I have included a few here below, and for those that wish to see all of the photos... that's one a week for the 18 weeks they took to grow, head over to our sister blog linked above under the tab "More BWC Photos"

As you can see from the very top photo, the stags don't always lose both of their antlers at the same time, but they usually are cast within a day of each other. Then even by week one above, you can begging to see bumps where the new antlers are beginning to grow.

Week five and the antlers are showing a bit of shape with a few different tines forming. Some people say that a stag grows a new tine for every year of their life, but this is not true. The number of tines vary from stag to stag... but the antlers do generally get bigger year on year until their later years, so you can guess the age of a stag by the size of the antlers to some extent.

Week nine and starting to look like antlers, and showing off the velvet much clearer. The velvet is the soft furry skin covering the antler through its growth. This supplies the antlers with all they need to grow before being shed and exposing the bone.

Week thirteen and the real shape of the antler is now coming through. You tend to find the each stags antlers will be different from each other, but their own antlers will be similar year on year. They tend to follow a similar shape but just grow larger and/or and an extra tine or two.

Week seventeen and they are now fully grown. All that is left is to strip the velvet off...

And this is known as the deer being in "Tatters", which is where we get the saying from when we describe something as being a mess... or in tatters.

Velvet fully shed, blood cleaned up in the weather, and looking more handsome than ever... Albus Dumbledeer, BWC Master Stag 2014!

To see the other pics in the series, follow the tab above "More BWC Photos"

Wednesday, 20 August 2014

Mammal Tracking

You may remember that last year we helped John Ryder, of Woodcraft School, in collecting some mammal tracks of our collection of British animals... John was extremely pleased with what he was able to get here, that he returned coupled of weeks a go to attempt to get some more, even better tracks!

Can you guess what animal left the footprint above?

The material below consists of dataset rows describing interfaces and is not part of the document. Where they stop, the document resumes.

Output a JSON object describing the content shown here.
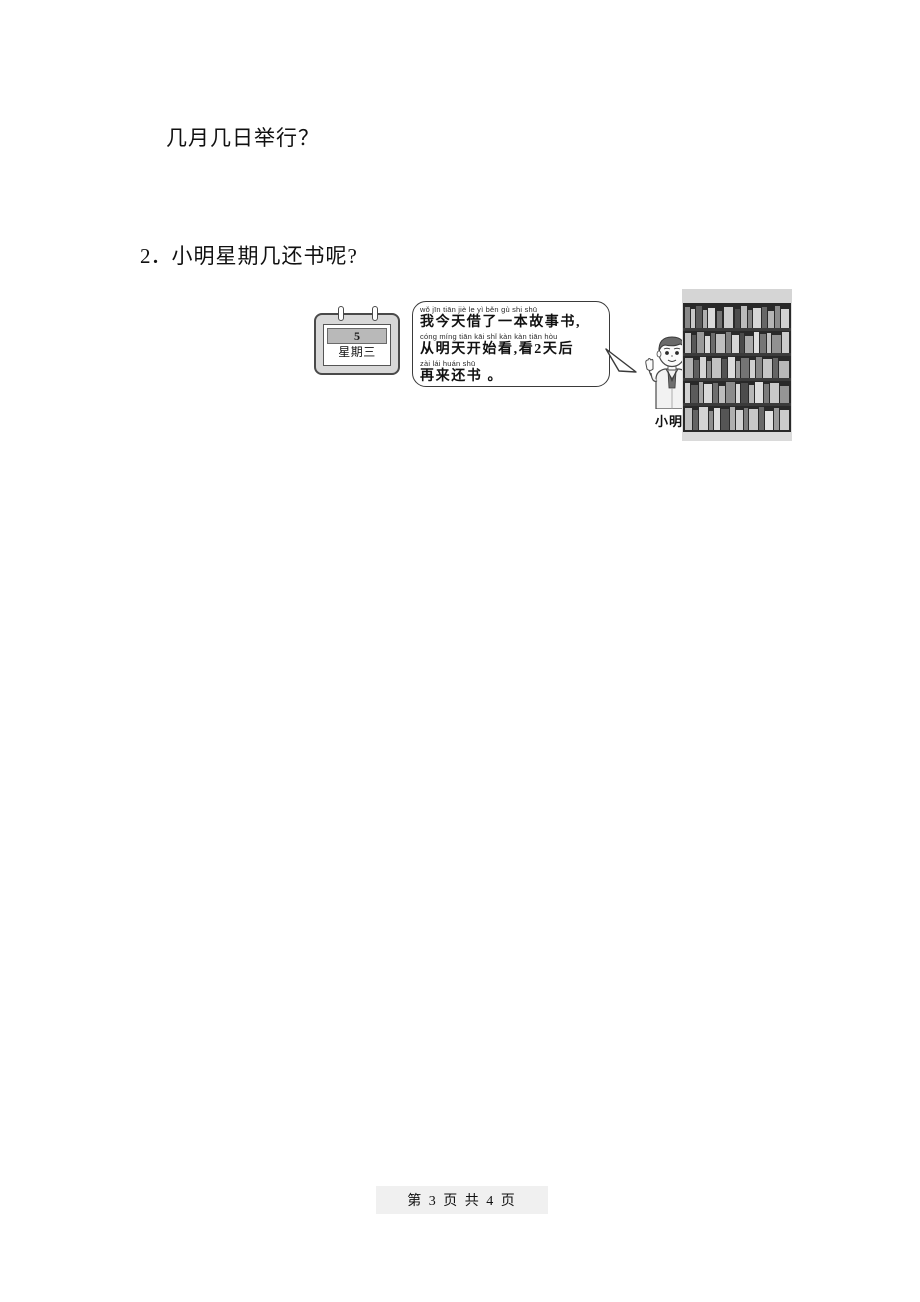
{
  "document": {
    "page_number": "3",
    "total_pages": "4",
    "footer": "第 3 页 共 4 页"
  },
  "questions": {
    "carryover_line": "几月几日举行？",
    "q2": {
      "number": "2．",
      "text": "小明星期几还书呢?"
    }
  },
  "illustration": {
    "calendar": {
      "day_number": "5",
      "weekday": "星期三"
    },
    "speech_bubble": {
      "lines": [
        {
          "pinyin": "wǒ jīn tiān jiè le  yì běn gù  shi shū",
          "hanzi": "我今天借了一本故事书,"
        },
        {
          "pinyin": "cóng míng tiān kāi shǐ  kàn  kàn     tiān hòu",
          "hanzi": "从明天开始看,看2天后"
        },
        {
          "pinyin": "zài   lái huán shū",
          "hanzi": "再来还书 。"
        }
      ]
    },
    "character": {
      "name": "小明"
    },
    "bookshelf": {
      "alt": "bookshelf-photo"
    }
  },
  "colors": {
    "page_background": "#ffffff",
    "text": "#111111",
    "calendar_frame": "#d8d8d8",
    "calendar_band": "#b9b9b9",
    "footer_band": "#f0f0f0"
  }
}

Woodcraft School are professional suppliers of bushcraft, natural history and wildlife experiences. They run and teach courses that can run from a day event, to courses that span over months, all aimed at a variety of skill levels. This is such a great idea, and a brilliant way to get people interested in nature and tracking be it on an enthusiasts level or a professional level working with animals as a profession.

Below is a video from their website about mammal tracks, using some of the tracks we obtained for them last time John was here.

Please do spend the time to have a look at their website, it really is quite interesting and includes another video which we helped with in our small, unique way... supplying a few mammal droppings!

Anyway, back to a couple of weeks a go, and John's main focus was on our mustelids. Lucy helped him out for a day focusing on our polecats, stoats and weasels and took a few pics along the way.

To attempt to get a footprint, John used different mediums... with soft moon sand appearing to be the most successful with our smaller mustelids. Placing this in the enclosure, in a place where the animal had to walk over it, was the way to go... and a little patience to allow the animal to get used to this new contraption soon led to the natural curiosity of wanting to explore.

The next step was to take a record of the footprint next to a gauge to show of the size. Also recorded was the gait of the animal which can tell a lot as to which animal left it behind.

It has been great fun working with John on this project, and we hope this will continue to build a link between ourselves and Woodcraft School. I think John has plans to take this tracking even further, and if we can we will be happy to help him build a collection of accurate British mammal tracks!

Oh, and the footprint at the top... it was of our hedgehog, Timone. Well done to anyone who guessed right!